(CN) - Following up on its recent decision that police need a warrant to conduct GPS tracking of suspects, the Supreme Court on Tuesday called for a similar handling of a 9th Circuit case.
Police who were suspicious of Juan Pineda-Moreno snuck into his driveway in the middle of the night and attached a GPS tracking system to the bottom of his car. They were able to track all of his travels without having to physically observe him.
In January 2010, a 9th Circuit panel ruled that Pineda's Fourth Amendment right to privacy had not been violated by the technology, even though it acknowledged that the driveway was part of his home.
Eight months later, a majority refused to rehear the case before a full court panel. Chief Judge Alex Kozinski and Judge Stephen Reinhardt filed dissents strongly opposing the decision and expressing concern for what it could mean for millions of Americans.
"1984 may have come a bit later than predicted, but it's here at last," Kozinski wrote. He called the police's "underhanded" activity "creepy and un-American." Kozinski also discussed protections the law affords the rich but denies the poor.
"There's been much talk about diversity on the bench, but there's one kind of diversity that doesn't exist: No truly poor people are appointed as federal judges, or as state judges for that matter," Kozinski wrote. "Judges, regardless of race, ethnicity or sex, are selected from the class of people who don't live in trailers or urban ghettos."
He argued that the everyday problems of people who live in poverty are not close to the hearts and minds of the wealthier and more powerful, because the two groups live in different worlds.
"Poor people are entitled to privacy, even if they can't afford all the gadgets of the wealthy for ensuring it," he wrote.
Judge Reinhardt agreed.
"Today's decision is but one more step down the gloomy path the current judiciary has chosen to follow with regard to the liberties protected by the Fourth Amendment," he wrote. "Sadly, I predict that there will be many more such decisions to come."
Days earlier, however, the D.C. Circuit reached a different conclusion with regard to the GPS tracking of Antoine Jones. Last month, the high court agreed that unwarranted GPS tracking represents a violation of the Fourth Amendment.

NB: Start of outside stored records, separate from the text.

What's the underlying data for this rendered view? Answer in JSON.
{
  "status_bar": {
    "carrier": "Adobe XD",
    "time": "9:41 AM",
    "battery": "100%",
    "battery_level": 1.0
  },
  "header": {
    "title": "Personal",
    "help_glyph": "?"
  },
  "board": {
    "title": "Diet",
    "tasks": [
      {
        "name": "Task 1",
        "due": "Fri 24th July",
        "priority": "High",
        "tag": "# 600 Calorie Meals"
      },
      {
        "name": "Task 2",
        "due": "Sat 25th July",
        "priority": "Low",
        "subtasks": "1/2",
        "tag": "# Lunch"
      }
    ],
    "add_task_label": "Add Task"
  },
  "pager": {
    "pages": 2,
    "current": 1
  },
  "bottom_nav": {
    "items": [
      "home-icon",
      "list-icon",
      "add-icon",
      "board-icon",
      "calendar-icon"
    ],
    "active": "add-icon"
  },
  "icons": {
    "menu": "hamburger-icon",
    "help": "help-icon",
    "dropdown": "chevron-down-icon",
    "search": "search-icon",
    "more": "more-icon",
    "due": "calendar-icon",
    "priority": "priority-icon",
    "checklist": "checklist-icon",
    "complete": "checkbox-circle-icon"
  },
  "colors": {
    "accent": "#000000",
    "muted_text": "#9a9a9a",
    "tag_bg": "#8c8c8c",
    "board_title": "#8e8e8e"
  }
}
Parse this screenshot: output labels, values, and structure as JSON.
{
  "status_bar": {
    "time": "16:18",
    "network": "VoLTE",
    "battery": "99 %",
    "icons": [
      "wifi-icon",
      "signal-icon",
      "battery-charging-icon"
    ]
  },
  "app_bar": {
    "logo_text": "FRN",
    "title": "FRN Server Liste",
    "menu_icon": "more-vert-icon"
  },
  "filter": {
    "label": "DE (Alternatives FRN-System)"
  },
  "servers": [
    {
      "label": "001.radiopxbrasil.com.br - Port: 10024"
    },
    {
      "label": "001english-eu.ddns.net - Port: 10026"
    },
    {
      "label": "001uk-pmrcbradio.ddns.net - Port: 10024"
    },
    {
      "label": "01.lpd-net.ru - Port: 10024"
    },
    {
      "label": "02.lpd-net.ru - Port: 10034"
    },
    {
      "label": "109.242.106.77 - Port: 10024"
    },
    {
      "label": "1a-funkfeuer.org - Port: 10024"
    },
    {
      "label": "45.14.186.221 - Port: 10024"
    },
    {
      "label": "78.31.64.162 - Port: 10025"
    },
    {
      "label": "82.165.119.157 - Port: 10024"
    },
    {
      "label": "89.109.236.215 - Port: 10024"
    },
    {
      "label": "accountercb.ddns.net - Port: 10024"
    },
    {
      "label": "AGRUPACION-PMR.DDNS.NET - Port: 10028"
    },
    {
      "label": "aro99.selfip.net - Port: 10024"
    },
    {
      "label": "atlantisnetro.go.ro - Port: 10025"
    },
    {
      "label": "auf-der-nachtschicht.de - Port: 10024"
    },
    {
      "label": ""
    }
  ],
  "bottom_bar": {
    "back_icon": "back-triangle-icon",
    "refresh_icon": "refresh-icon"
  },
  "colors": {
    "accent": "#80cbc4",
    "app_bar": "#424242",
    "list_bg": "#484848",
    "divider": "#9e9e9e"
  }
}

The justices revived Pineda-Moreno's case on Tuesday in light of the prior holding. A 7th Circuit case concerning Juan Cuevas-Perez received the same treatment. There was no opinion accompanying either order.